It’s now easier to watch the game and to pick up on details. For example, in Thursday’s game against Niagara, Woody Newton came out of a timeout rapping the lyrics to Da Baby’s “Suge” played on the new sound system. I have no idea whether that was a way to psych himself up or if he just likes the song, but either way that’s the the kind of anecdote that would’ve been missed with two bald heads in front of you. That’s also the kind of swagger and self-confidence you like to see out of a freshman.

What’s the third, you ask? We’ll revisit that in a minute.

Of course, in a year like this, the values of honesty, transparency and accountability have never been more important. That’s why you read a discerning publication like TNIAAM because we’re here to address the hard-hitting, capital-J “Journalism” questions such as what the men’s bathrooms look like. Well, finally we have that answer.

Dome Troughs

The troughs remain for now but they’re expected to be replaced in 2022. That makes you think the troughs won’t be getting much run for the remainder of their useful lives, but hopefully once they’re done, Adam Weitsman will be able to make good use of them.

If you’re asking me though (which you’re not), this is a sigh of relief. Nothing is more uncomfortable than when a man who’s old enough to be your grandfather has no qualms planting two feet right beside you, drops his drawers and tries to burn a hole through the back of the trough.

Reminder: even in normal times you should always abide by the one urinal buffer rule.

New lights and speakers inside the Carrier Dome

Artificial noise is pumped throughout the new sound system, which is an idea that needs to be fired into the sun immediately. It just sounds like muddled white noise which distracts from the real show, which brings us back to the third inherent advantage of not having fans: picking up on anything and everything Jim Boeheim is saying.

When Boeheim yells things such as “GOD DAMN IT!” or “GRAB THE BALL!” loud enough for everyone to hear it’s of immense entertainment value. Or, more accurately, entertaining for everyone who is not the subject of his ire.

Which gives us an idea.

Syracuse Athletics would never do this, but how many of us would cancel our ESPN+ membership and pay $5 per month to hear Boeheim say things that would make a billy goat puke?

The new sound and lighting system is solid during warmup music and player intros, by the by. The new speaker system sounds like someone just slapped a pair of Bose headphones over your ears for the first time after you’ve been using the generic iPod Nano headphones. You know the ones.

The new scoreboard is just as massive as it looks on TV and sits low atop the bleacher seating.

There are plenty of possibilities with the new lighting. In the embedded video above, an orange hue fills the arena during player intros but lights are not limited to just one color. During the National Anthem, the lights change to red, white and blue.

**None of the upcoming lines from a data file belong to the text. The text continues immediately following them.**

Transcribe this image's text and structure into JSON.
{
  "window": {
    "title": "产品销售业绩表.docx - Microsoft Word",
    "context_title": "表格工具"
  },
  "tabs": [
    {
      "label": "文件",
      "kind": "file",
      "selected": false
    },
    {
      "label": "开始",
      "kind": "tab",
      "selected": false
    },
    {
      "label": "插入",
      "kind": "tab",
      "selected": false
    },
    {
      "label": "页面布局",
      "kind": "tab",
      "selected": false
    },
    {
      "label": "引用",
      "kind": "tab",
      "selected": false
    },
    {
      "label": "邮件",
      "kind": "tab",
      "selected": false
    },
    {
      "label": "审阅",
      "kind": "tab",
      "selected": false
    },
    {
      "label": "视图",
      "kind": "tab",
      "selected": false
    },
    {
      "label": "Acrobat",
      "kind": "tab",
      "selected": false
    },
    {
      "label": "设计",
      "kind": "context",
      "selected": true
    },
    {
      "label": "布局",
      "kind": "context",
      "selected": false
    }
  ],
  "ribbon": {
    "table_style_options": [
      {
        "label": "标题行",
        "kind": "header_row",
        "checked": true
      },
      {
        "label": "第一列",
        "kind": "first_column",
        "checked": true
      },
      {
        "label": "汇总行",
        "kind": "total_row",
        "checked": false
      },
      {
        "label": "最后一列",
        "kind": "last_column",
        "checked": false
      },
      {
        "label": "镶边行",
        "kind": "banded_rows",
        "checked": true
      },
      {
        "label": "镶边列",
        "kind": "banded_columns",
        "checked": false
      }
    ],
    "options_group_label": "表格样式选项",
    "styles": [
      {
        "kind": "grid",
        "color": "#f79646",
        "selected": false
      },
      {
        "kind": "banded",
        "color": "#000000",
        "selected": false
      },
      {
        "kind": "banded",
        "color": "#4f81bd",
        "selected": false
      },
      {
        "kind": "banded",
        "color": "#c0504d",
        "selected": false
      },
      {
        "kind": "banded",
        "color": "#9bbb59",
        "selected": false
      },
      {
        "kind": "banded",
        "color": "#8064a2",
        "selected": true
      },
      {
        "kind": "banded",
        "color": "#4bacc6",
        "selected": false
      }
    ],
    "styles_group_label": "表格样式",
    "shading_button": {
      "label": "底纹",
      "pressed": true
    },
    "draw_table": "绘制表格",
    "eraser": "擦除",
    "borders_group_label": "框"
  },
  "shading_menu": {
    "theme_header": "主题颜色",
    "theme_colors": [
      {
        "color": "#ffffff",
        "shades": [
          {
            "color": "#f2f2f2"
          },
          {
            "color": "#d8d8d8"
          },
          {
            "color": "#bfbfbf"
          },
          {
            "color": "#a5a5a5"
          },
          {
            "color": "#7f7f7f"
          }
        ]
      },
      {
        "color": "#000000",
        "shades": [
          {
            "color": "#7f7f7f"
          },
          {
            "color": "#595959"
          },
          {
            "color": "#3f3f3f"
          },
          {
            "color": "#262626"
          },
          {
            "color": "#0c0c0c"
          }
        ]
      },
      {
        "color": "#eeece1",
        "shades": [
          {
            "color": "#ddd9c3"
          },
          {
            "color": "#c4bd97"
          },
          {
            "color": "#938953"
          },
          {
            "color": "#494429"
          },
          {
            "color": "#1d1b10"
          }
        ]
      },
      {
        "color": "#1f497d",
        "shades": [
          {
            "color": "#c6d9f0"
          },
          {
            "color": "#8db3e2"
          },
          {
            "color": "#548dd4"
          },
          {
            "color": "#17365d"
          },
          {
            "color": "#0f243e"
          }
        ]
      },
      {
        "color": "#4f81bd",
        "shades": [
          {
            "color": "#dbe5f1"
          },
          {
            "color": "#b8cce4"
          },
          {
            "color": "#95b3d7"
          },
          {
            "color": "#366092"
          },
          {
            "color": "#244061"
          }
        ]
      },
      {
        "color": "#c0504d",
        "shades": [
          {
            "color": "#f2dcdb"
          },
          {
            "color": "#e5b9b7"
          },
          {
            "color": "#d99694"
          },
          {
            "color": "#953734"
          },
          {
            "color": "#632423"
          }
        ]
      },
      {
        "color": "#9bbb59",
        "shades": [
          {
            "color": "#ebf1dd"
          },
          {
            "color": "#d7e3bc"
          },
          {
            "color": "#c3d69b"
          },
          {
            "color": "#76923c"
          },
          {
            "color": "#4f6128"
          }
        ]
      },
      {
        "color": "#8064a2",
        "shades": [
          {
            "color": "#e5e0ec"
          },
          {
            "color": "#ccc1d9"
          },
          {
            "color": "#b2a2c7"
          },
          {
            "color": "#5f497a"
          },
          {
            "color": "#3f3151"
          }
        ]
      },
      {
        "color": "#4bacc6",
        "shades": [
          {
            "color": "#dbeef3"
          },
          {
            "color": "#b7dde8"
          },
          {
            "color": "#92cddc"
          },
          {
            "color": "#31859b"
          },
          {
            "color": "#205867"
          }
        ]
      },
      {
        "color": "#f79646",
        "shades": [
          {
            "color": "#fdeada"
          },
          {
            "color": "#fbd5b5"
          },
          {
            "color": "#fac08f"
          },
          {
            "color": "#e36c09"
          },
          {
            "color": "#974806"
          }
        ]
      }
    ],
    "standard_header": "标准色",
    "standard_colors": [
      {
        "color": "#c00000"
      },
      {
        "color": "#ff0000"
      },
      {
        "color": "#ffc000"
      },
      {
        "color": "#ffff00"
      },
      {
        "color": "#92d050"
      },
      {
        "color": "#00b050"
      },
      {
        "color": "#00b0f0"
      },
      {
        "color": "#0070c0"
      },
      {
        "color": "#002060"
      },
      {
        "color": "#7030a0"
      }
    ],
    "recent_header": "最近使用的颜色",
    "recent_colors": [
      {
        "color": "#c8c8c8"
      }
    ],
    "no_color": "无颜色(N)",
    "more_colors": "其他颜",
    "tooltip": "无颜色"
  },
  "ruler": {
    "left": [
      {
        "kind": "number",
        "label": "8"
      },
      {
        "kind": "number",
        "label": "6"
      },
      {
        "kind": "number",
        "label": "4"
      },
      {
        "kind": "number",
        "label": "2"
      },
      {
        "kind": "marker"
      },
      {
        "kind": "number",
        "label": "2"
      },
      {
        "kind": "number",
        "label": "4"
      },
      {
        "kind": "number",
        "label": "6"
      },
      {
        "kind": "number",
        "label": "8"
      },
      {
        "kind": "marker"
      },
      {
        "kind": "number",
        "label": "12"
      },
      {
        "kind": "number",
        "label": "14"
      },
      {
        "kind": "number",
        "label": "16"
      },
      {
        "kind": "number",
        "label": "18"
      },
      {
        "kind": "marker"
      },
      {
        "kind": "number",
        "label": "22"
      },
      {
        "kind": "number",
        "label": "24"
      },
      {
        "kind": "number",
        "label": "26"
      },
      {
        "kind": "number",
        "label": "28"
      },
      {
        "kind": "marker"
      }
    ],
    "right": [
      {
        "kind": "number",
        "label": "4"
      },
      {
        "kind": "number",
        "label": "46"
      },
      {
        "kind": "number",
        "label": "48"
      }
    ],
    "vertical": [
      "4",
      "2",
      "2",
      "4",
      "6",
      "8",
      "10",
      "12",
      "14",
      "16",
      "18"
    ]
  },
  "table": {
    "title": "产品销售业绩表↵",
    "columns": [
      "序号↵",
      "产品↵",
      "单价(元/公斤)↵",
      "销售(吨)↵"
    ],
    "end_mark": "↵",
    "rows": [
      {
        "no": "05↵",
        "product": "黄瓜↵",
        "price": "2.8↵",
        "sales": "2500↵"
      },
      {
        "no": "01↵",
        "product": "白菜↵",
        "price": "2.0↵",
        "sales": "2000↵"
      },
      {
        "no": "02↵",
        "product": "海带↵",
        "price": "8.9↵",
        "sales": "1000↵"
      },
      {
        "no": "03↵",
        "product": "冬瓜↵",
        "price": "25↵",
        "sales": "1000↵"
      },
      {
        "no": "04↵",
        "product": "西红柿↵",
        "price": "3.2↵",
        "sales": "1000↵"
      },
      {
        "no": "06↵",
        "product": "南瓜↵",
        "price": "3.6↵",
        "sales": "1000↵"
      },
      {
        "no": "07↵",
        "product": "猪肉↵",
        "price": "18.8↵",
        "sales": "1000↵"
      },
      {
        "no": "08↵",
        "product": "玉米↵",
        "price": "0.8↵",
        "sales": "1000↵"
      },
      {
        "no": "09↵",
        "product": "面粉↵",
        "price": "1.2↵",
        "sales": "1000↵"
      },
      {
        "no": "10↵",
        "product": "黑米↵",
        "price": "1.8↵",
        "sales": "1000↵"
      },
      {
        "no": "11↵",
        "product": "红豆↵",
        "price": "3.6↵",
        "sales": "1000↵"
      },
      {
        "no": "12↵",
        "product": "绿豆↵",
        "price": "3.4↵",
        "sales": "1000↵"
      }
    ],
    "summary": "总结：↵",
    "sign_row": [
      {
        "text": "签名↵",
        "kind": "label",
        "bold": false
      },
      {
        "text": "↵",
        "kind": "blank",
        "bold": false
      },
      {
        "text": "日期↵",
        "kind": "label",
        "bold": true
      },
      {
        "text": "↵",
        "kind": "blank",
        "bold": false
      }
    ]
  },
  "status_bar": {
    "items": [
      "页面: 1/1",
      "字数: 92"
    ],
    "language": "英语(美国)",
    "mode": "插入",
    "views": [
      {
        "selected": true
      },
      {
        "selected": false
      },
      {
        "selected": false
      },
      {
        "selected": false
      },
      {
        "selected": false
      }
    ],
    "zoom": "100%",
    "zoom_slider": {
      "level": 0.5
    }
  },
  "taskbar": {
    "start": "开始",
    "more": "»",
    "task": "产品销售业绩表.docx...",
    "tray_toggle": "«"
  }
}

Given all of the health challenges in a year like this, I’m admittedly not sure whether it’s ethical or moral to be playing games and risking the health of college kids to play basketball. Truthfully, it is a bit of a balancing act sorting through feelings of guilt for being able to attend a game you’re not even sure should be taking place, but also feeling lucky enough to be there to witness in person.

Personal feelings aside, I hope this was insightful and brought you guys as close to the new dome experience as possible.

Oh, and for what it’s worth, despite the new roof that no longer relies on air pressure for support, a gust on wind pushed me out of Gate A upon exit. The more things change, the more they stay the same.